Garro and Paz returned to Mexico at the end of 1937 where they lived until about 1943. Helena Paz Garro was born during this period in 1939. In 1943-1945, the Paz Garro family lived in various parts of the U.S. including Berkeley, California and Middlebury, Vermont, while Paz taught at various academic posts. In 1945, Octavio Paz was invited to join the Mexican diplomatic service and he and Garro went to Paris where he served in his first diplomatic post. In Paris, Elena Garro met other Latin American writers and intellectuals such as José Bianco, Adolfo Bioy Casares, and Silvina Ocampo. Garro would begin a twenty year correspondence and love affair with Bioy Casares in 1949.

At the end of 1951, Paz traveled to India and then to Japan while on diplomatic duty. Garro accompanied Paz to Japan but fell seriously ill. The family moved to Switzerland in late 1952 in order for Garro to recuperate. This is where Garro wrote Los recuerdos de porvenir (Recollection of Things to Come). From 1954-1959, Garro spent time in Mexico working as a journalist and a playwright, and returned to Paris at the end of 1959. According to Garro's memoirs, Paz initiated divorce proceedings with her in 1959, though it was not until 1963 that the Mexican government acknowledged the divorce as legal. Paz would return to India in 1963 as Mexican ambassador and would remain there until his resignation in protest of the Mexican government's violent suppression of student demonstrations in Tlatelolco during the Olympic Games in 1968.

Garro remained in Paris until 1963, when she and Helena Paz Garro returned to Mexico City. In Mexico City, Garro worked as a journalist for La cultura en México and the cultural supplement for Siempre!, focusing her writing on political issues. Her remarks on the Tlatelolco massacre stirred open hostility and spurred a division between Garro and the Mexican literary community. Garro went on a self-imposed exile to New York and then to Spain in 1971.
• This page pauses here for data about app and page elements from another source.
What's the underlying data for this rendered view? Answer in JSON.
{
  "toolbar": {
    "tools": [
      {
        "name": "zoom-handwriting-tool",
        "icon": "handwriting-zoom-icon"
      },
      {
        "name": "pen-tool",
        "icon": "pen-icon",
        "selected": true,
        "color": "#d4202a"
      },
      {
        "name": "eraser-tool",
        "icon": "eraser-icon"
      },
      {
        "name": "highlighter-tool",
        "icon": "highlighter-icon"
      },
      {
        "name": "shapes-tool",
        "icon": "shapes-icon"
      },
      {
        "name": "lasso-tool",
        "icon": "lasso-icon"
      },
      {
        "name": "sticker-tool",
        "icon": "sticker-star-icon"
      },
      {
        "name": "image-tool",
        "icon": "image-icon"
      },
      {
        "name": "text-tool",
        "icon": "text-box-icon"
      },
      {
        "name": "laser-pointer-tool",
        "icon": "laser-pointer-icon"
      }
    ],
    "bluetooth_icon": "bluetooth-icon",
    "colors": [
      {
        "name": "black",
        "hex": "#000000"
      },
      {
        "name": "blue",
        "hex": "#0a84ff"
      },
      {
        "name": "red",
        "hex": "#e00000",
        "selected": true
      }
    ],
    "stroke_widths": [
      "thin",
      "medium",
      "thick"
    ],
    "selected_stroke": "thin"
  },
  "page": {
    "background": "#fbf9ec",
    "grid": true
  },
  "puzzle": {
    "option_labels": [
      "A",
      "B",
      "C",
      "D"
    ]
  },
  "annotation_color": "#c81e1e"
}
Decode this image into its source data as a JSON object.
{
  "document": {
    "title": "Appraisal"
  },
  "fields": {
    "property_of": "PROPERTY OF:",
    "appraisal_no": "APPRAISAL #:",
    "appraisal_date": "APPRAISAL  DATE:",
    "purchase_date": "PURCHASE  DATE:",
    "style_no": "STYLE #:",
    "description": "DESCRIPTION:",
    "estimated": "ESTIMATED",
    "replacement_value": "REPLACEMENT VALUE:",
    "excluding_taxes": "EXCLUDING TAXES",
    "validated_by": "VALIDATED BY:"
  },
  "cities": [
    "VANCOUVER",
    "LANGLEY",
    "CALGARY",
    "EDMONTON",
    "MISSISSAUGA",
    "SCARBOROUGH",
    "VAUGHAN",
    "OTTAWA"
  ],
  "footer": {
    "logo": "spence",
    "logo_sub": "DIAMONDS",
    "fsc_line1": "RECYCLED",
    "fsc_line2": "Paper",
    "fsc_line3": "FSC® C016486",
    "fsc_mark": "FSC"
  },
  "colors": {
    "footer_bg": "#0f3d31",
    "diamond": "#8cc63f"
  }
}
Garro and Paz Garro moved to Paris in 1981 and remained there until 1993. During this period, Garro published Testimonios sobre Mariana (1981), Reencuentro de personajes (1982), La casa junto al río Grijalbo (1983), and Y Matarazo no llamó (1991). In 1993, Garro and Paz Garro returned to Mexico and lived in Cuernavaca where Garro remained until her death in 1998. Helena Paz Garro remained in Cuernavaca until her death in 2014.

Collection History


The bulk of the materials were purchased from Helena Paz Garro, the rest from her cousin.

Purchase, 1997 (AM 1997-92).

Purchase, 2000 (AM 2001-12).

Purchase, 2001 (AM 2001-66).

Purchase, 2015 (AM 2016-21).

Purchase, 2018 (AM 2018-10). Purchased from Roberto Tabla Steinmann in 2021 (AM 2022-048).


Nothing was removed from the collection during the 2015 and 2022 processing.

Processing Information

This collection was re-processed by Elvia Arroyo-Ramirez in October 2015. Original finding aid written by Claire A. Johnston in 2002.

Additional materials processed by Armando Suárez in 2022.

Access & Use

Conditions Governing Access

The collection is open for research.

Conditions Governing Use

Single photocopies may be made for research purposes. No further photoduplication of copies of material in the collection can be made when Princeton University Library does not own the original. Inquiries regarding publishing material from the collection should be directed to RBSC Public Services staff through the Ask Us! form. The library has no information on the status of literary rights in the collection and researchers are responsible for determining any questions of copyright.

Credit this material:

Elena Garro Papers; Manuscripts Division, Department of Special Collections, Princeton University Library

Permanent URL:
Firestone Library
One Washington Road
Princeton, NJ 08544, USA
(609) 258-3184
Storage Note:
Firestone Library (mss): Boxes 1-14; B-001810